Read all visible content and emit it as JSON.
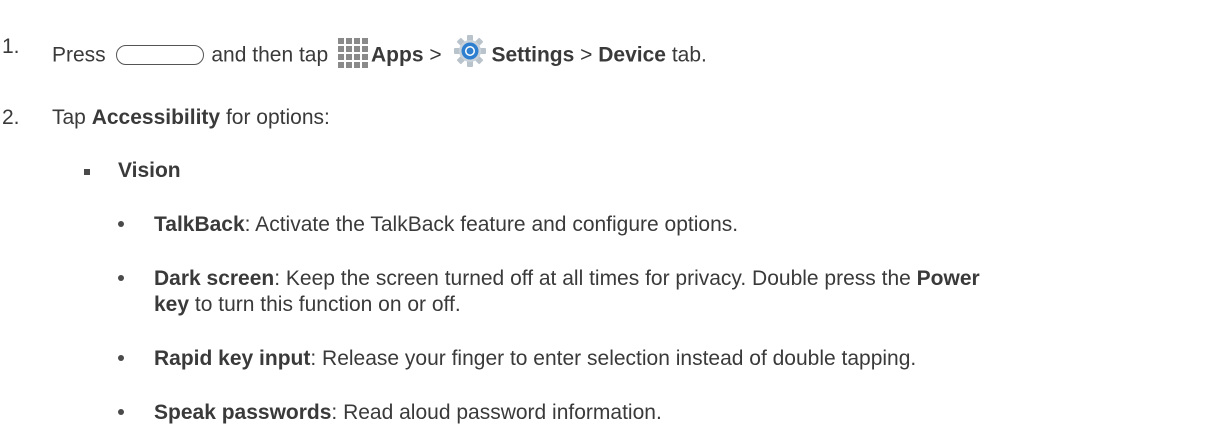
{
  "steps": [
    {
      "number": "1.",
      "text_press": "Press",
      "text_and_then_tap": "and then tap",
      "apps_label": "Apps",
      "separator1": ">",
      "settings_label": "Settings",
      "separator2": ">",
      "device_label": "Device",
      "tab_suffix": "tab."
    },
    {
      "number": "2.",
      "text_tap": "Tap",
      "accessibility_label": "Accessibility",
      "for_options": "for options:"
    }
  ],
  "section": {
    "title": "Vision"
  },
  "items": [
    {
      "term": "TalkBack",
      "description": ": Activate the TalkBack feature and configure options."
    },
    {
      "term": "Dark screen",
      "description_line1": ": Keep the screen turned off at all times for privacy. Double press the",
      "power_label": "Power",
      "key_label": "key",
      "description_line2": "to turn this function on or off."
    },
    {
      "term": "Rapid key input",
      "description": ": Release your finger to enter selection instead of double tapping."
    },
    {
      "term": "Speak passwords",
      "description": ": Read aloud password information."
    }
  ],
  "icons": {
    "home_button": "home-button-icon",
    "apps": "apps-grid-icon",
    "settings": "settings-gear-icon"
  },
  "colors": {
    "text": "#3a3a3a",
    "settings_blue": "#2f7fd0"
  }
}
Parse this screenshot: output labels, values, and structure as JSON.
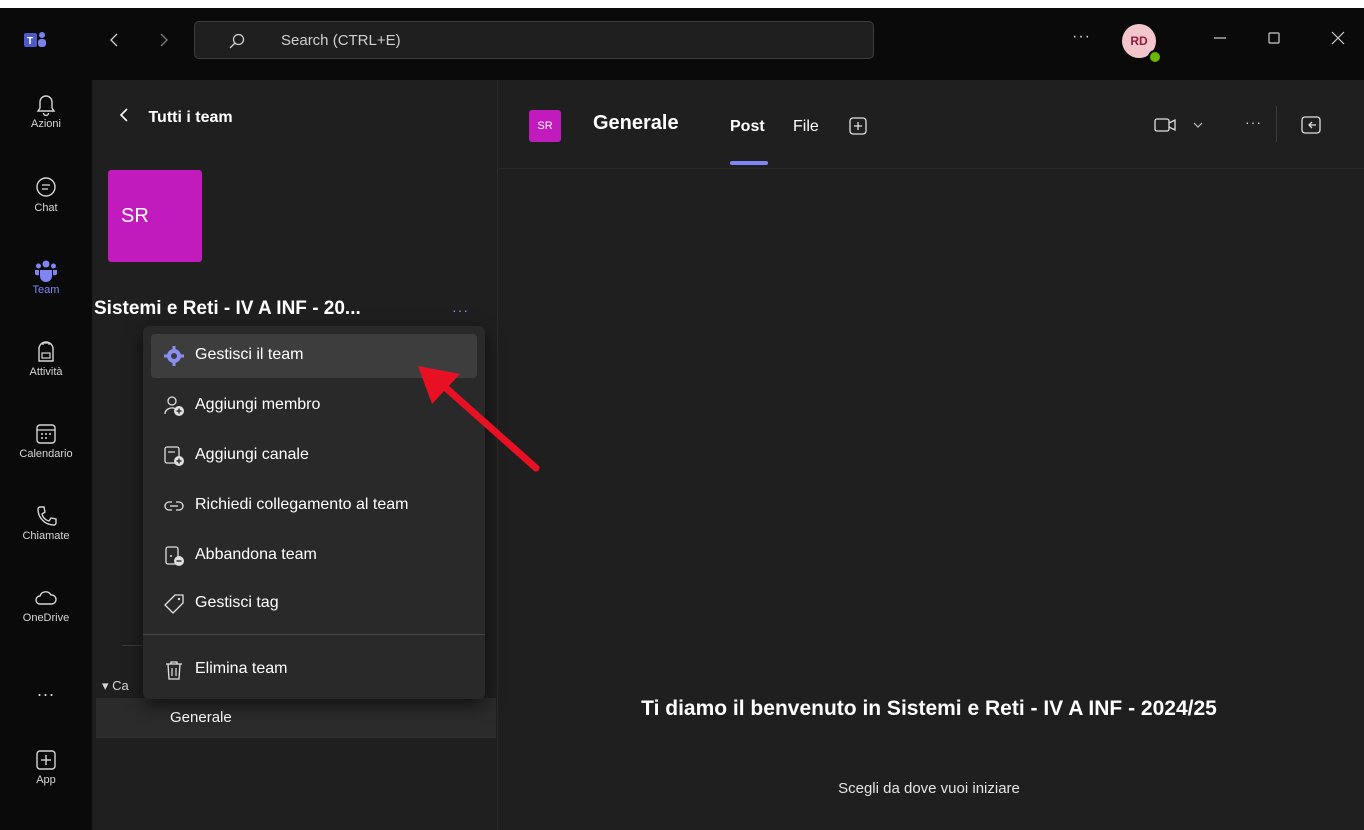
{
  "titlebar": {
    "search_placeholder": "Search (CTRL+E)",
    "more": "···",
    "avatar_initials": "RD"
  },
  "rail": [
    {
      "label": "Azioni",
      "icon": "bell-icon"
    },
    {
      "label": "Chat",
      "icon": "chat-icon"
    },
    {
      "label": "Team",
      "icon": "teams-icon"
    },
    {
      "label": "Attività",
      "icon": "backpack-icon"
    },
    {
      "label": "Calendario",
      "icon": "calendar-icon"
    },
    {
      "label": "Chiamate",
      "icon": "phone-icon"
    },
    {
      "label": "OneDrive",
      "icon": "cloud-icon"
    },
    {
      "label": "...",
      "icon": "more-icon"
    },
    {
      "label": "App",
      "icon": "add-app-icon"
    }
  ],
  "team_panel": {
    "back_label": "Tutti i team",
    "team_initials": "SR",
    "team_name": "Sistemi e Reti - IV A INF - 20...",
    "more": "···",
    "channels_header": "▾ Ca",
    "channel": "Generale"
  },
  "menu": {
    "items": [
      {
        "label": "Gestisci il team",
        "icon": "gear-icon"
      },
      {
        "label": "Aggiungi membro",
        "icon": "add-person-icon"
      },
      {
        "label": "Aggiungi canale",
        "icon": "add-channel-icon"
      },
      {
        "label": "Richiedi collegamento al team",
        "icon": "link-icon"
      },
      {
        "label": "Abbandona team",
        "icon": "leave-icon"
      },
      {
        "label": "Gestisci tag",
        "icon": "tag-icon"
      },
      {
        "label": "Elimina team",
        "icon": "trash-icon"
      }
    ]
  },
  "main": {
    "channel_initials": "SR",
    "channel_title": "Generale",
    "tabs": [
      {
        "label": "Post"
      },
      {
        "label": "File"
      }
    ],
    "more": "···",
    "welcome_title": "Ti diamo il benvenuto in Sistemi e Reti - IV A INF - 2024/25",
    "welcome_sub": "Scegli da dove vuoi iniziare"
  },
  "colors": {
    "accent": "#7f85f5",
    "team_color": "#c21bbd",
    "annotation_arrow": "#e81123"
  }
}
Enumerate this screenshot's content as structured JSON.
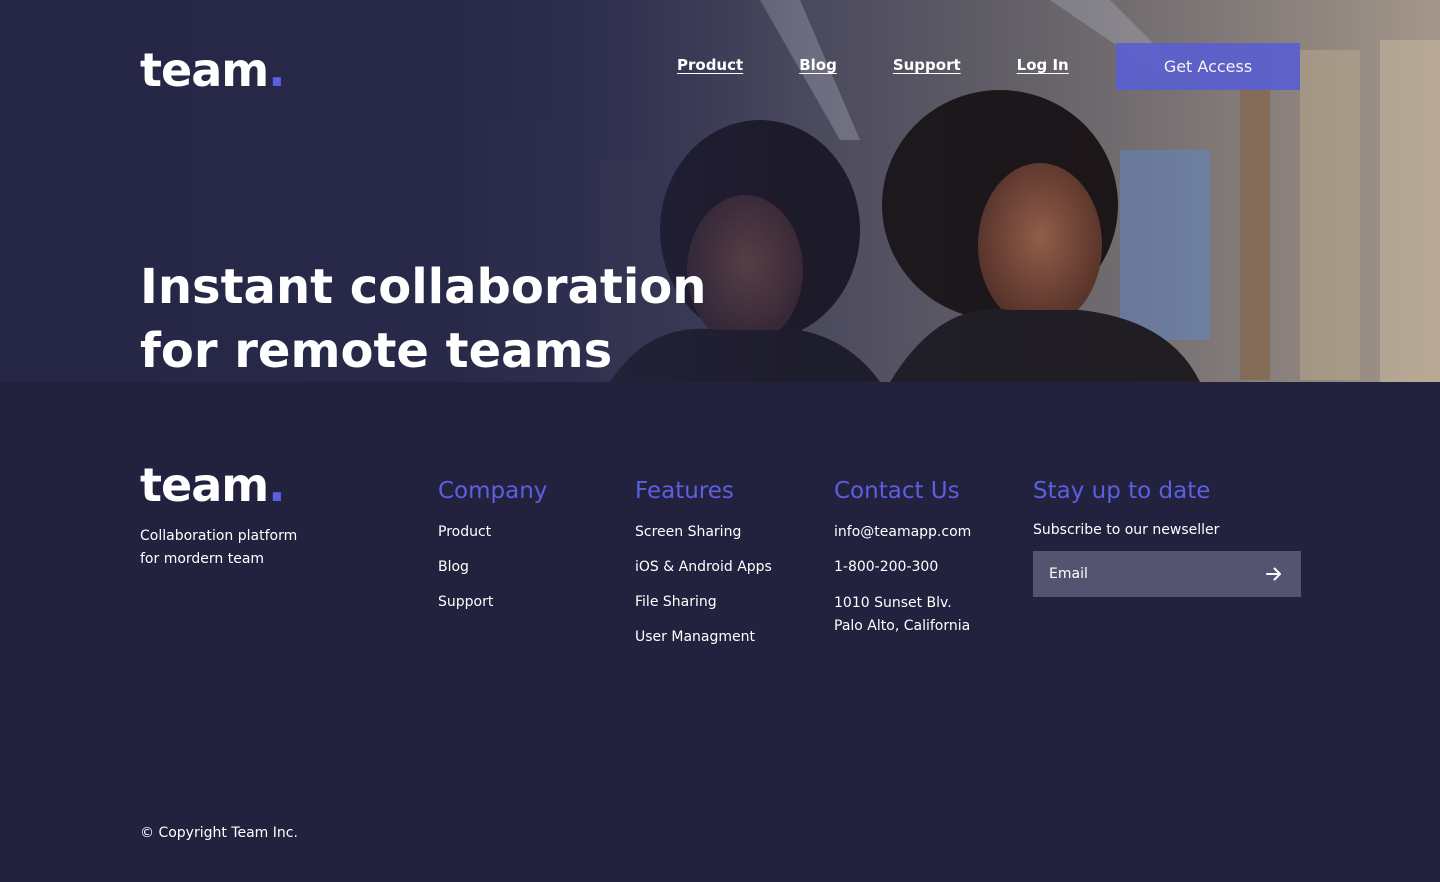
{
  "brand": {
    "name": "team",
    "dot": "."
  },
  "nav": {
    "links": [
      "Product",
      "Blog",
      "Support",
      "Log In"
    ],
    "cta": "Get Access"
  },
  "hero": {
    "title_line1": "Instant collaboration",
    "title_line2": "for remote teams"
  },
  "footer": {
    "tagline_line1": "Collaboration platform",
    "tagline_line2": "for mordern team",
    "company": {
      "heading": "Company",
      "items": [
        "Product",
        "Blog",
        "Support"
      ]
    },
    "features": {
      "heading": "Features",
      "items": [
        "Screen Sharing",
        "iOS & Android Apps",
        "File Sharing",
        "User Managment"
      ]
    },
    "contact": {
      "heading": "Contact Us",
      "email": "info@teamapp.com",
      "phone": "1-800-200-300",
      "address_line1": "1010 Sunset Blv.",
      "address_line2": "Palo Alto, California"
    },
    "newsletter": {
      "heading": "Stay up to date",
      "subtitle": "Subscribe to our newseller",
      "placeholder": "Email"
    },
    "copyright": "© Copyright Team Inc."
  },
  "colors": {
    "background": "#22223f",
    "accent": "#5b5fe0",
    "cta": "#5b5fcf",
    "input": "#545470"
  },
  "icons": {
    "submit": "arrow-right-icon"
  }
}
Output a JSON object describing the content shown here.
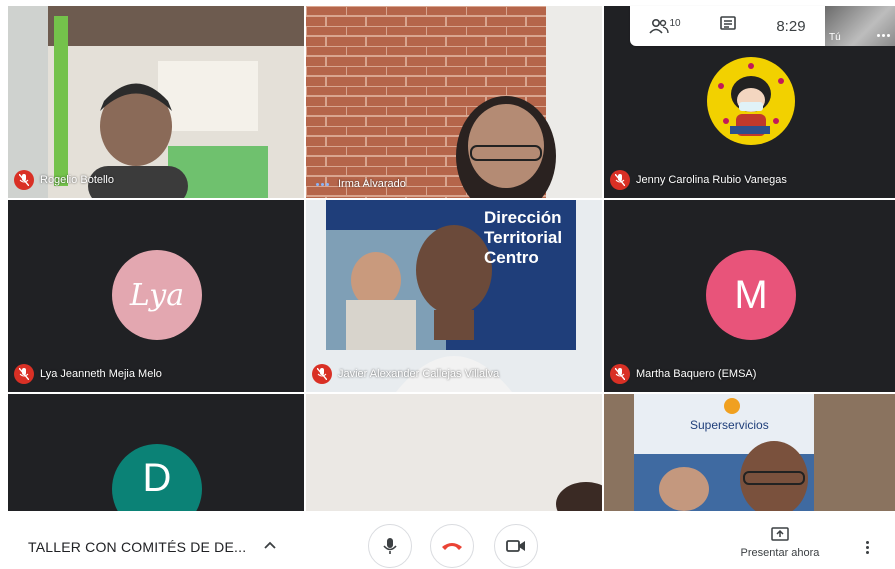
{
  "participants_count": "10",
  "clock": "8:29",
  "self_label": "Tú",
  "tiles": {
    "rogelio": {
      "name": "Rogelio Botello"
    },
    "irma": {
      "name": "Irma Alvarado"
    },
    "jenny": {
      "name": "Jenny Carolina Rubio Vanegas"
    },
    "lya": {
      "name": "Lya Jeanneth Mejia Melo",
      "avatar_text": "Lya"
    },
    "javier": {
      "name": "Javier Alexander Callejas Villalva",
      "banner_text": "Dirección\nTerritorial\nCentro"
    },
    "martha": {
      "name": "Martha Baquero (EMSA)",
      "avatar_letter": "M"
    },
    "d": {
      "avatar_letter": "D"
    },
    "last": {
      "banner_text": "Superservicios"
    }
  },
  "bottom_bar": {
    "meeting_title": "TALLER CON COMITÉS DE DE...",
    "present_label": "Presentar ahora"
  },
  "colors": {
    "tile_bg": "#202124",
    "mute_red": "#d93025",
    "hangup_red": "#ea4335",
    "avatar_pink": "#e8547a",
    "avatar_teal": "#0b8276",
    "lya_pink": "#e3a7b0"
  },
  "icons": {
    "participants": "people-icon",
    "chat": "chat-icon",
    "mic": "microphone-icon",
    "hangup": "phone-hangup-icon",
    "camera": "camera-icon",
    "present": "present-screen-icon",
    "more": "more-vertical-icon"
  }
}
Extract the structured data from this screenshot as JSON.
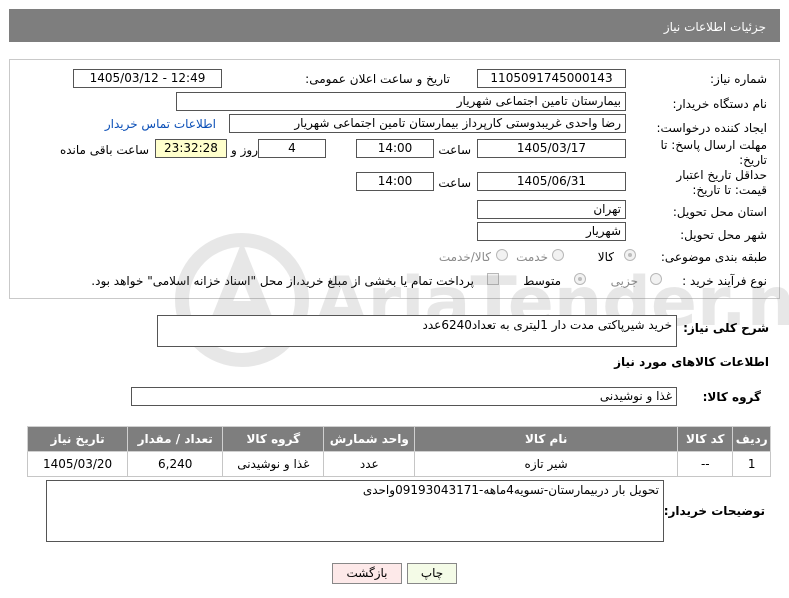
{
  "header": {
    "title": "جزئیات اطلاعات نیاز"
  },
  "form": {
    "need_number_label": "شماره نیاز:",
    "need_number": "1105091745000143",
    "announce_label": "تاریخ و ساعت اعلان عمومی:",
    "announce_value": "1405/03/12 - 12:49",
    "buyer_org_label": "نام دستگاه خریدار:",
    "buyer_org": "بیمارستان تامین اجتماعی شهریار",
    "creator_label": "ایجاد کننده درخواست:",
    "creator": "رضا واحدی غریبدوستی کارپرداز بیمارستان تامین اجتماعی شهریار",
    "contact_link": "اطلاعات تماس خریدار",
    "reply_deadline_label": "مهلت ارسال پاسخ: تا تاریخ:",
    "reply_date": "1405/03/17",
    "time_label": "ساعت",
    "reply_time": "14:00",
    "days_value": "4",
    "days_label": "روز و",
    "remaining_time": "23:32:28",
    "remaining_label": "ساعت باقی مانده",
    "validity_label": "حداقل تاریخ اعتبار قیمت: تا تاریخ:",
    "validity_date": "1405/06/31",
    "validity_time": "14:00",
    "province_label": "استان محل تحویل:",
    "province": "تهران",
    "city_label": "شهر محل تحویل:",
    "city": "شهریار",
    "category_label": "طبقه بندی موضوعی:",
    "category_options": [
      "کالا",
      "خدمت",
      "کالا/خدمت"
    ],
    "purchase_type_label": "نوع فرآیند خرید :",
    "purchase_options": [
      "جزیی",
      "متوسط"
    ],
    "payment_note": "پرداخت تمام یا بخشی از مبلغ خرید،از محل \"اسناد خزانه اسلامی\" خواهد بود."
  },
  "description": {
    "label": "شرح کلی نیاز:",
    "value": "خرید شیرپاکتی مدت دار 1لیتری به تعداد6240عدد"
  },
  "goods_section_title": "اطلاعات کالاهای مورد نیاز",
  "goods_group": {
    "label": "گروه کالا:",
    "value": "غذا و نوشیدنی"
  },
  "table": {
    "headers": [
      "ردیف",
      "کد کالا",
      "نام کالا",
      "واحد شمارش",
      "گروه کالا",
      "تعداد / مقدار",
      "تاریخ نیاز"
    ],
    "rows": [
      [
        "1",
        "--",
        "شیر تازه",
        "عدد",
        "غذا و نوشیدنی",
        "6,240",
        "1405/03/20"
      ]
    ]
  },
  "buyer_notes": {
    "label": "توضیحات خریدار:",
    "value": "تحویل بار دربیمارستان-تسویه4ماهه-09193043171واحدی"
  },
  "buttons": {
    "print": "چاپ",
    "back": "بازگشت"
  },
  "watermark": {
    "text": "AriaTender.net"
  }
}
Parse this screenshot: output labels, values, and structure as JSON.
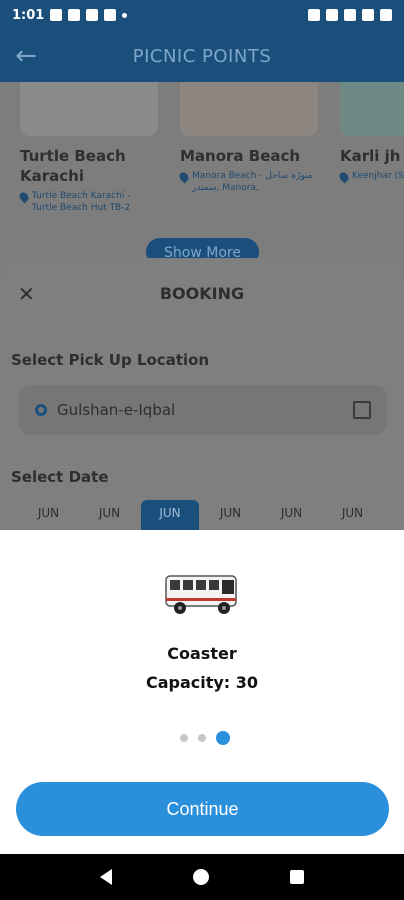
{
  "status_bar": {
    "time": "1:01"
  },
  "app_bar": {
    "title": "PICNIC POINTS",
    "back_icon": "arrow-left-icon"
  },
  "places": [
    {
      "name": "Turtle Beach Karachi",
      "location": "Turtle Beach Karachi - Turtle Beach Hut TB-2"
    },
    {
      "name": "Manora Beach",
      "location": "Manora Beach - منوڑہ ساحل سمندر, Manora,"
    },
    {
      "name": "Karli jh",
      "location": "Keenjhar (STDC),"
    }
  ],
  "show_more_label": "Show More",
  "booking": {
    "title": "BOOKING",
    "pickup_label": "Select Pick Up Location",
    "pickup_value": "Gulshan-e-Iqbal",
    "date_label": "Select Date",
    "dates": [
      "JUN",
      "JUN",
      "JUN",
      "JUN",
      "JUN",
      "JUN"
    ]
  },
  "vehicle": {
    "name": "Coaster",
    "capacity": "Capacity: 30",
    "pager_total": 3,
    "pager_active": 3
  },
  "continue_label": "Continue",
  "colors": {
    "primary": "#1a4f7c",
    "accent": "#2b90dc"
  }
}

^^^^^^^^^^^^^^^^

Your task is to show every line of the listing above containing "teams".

Solved problem:
      "icon": "teams-icon"
    "title_line2": "for remote teams"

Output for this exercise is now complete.